Wine Spectator Review:
This is gorgeously layered with cassis bush, anise, roasted fig and plum reduction notes all framed by very racy espresso and graphite. Very deep and very long, with terrific intensity on the finish thanks to razor cut from the seemingly endless iron spine. With its purity and precision, this mineral-driven Cabernet should cruise for two decades. Best from 2020 through 2035.
Wine Advocate Review:
The 2009 is one of the greatest Leoville Las Cases I have ever tasted, which is saying something given the many compelling wines that have been made at this estate. A final blend of 76% Cabernet Sauvignon, 15% Merlot, and 9% Cabernet Franc has resulted in a wine that appears to be a hypothetical blend of the 1982, 1986, and 1996. Its 13.8% alcohol is perhaps the only thing that sets it apart from those vintages, which had nearly a full percentage point less. The high alcohol is barely noticeable in this 2009, which boasts an inky/purple color, monumental concentration, and great clarity and purity of creme de cassis, black cherry, spice box, graphite, and wet rock characteristics. Extremely full-bodied with a boatload of sweet tannin nearly concealed by the wine-s power, glycerin, and awesome fruit concentration, this intense effort never tastes heavy or tiring. This remarkable St.-Julien should be accessible in 3-4 years, and will evolve for 40-50. -Robert Parker

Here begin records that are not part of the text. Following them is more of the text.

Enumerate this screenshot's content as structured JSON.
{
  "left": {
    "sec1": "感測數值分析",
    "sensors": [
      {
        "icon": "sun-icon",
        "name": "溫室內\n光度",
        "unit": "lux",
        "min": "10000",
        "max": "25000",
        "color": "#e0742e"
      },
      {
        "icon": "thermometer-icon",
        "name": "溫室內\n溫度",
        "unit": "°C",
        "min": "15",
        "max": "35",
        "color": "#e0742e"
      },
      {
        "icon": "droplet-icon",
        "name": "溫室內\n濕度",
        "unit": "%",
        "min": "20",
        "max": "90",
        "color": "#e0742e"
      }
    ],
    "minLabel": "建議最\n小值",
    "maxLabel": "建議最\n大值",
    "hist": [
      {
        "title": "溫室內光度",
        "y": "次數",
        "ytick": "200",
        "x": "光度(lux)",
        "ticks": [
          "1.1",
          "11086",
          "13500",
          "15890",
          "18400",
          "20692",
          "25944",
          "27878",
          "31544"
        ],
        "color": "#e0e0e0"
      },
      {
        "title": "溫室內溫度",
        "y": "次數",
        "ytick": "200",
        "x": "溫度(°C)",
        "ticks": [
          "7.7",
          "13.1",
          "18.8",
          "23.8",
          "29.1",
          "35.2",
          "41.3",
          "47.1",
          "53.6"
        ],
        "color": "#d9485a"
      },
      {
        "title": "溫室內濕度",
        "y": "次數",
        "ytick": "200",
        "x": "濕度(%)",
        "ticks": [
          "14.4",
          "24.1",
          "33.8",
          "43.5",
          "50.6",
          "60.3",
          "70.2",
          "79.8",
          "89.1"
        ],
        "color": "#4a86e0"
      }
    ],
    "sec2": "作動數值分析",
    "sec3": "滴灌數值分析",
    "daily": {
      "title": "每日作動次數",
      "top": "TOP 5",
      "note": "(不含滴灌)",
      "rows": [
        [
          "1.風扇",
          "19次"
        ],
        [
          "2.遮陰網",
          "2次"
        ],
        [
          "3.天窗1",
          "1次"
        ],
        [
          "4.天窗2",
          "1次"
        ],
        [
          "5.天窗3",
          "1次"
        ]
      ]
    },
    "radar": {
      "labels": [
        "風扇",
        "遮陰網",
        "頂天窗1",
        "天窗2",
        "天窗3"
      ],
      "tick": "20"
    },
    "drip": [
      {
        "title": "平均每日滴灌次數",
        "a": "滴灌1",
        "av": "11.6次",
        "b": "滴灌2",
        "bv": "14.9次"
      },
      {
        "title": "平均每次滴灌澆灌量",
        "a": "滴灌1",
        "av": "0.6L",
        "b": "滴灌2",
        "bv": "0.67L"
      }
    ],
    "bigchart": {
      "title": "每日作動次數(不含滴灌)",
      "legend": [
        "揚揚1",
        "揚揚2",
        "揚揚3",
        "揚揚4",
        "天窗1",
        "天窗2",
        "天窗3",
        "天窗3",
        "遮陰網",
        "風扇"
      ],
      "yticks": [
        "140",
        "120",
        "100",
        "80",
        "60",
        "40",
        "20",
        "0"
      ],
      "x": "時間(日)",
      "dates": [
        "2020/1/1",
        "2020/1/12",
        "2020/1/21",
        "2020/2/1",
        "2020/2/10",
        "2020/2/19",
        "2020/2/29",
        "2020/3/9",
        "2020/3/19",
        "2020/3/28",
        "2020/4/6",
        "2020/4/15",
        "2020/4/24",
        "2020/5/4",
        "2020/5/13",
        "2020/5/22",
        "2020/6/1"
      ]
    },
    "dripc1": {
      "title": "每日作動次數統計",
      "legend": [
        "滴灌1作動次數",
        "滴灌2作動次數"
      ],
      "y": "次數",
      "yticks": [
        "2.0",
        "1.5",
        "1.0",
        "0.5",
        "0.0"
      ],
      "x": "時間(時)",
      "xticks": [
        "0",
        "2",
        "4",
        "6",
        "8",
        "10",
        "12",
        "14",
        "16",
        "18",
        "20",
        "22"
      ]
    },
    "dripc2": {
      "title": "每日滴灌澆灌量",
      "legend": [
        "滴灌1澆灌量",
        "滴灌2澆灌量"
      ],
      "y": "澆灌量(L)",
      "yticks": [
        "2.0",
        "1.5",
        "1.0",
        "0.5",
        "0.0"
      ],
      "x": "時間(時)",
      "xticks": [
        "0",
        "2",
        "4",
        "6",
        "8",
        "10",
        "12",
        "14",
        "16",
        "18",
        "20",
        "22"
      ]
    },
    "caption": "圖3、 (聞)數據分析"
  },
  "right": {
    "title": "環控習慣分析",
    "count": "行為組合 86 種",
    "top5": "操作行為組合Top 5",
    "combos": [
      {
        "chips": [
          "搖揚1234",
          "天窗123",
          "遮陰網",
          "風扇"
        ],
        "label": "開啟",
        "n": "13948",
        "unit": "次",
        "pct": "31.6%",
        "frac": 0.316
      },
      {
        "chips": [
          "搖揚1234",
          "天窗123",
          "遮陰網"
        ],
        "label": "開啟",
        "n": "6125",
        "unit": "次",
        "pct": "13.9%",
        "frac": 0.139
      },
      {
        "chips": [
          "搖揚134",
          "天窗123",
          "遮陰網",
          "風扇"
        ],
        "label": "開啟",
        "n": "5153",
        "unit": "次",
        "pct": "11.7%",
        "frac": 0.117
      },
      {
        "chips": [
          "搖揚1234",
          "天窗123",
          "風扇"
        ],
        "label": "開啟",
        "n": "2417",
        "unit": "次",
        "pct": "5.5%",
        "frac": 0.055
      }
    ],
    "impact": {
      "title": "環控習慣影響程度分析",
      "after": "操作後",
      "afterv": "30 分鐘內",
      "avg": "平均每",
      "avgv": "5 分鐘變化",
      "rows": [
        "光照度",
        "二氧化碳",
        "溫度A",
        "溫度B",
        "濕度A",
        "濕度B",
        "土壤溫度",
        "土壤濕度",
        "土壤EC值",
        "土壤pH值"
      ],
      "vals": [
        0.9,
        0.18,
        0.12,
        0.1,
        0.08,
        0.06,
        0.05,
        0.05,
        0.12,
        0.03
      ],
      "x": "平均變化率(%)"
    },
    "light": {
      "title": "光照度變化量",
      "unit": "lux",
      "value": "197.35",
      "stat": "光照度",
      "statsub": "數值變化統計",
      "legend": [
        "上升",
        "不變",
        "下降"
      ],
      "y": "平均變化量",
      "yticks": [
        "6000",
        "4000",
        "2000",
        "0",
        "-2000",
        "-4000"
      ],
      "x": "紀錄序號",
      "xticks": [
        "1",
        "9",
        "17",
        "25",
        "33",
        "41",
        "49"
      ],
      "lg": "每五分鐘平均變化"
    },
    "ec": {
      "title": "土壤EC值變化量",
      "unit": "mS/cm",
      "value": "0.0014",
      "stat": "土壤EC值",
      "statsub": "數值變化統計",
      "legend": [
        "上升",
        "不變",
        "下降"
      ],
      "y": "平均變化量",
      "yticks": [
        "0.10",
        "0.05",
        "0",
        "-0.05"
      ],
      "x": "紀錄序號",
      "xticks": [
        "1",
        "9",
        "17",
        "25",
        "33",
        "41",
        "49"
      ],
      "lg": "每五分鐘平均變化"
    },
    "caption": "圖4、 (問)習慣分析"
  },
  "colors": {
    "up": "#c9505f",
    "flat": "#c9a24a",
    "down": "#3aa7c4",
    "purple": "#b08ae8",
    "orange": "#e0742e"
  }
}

Purple ruby. Initially closed nose opens slowly with air to reveal blackcurrant, blueberry, tobacco and minerals. Then remarkably supple and pliant in the mouth, with extremely sweet red and black fruit flavors complicated by graphite, tobacco and minerals. The youthful, building tannins start silky-smooth, then become a bit aggressive on the long, complex finish. Compared to Latour, whose vineyards lie practically next door, this has a much softer texture and is very much Saint-Julien, though over time it may toughen up and shut down. This wine reminded me of the excellent '66, but despite such high praise, I'm not sure it's that much better than the excellent '08 made here. Las Cases's reputation is built on some of Bordeaux's finest cabernet sauvignon of all, but Delon told me that he felt it needed a touch more merlot than usual in the final blend this year. "While normally it can do with very little merlot, not this year," said Delon. "The merlot adds a touch of charm that is lovely."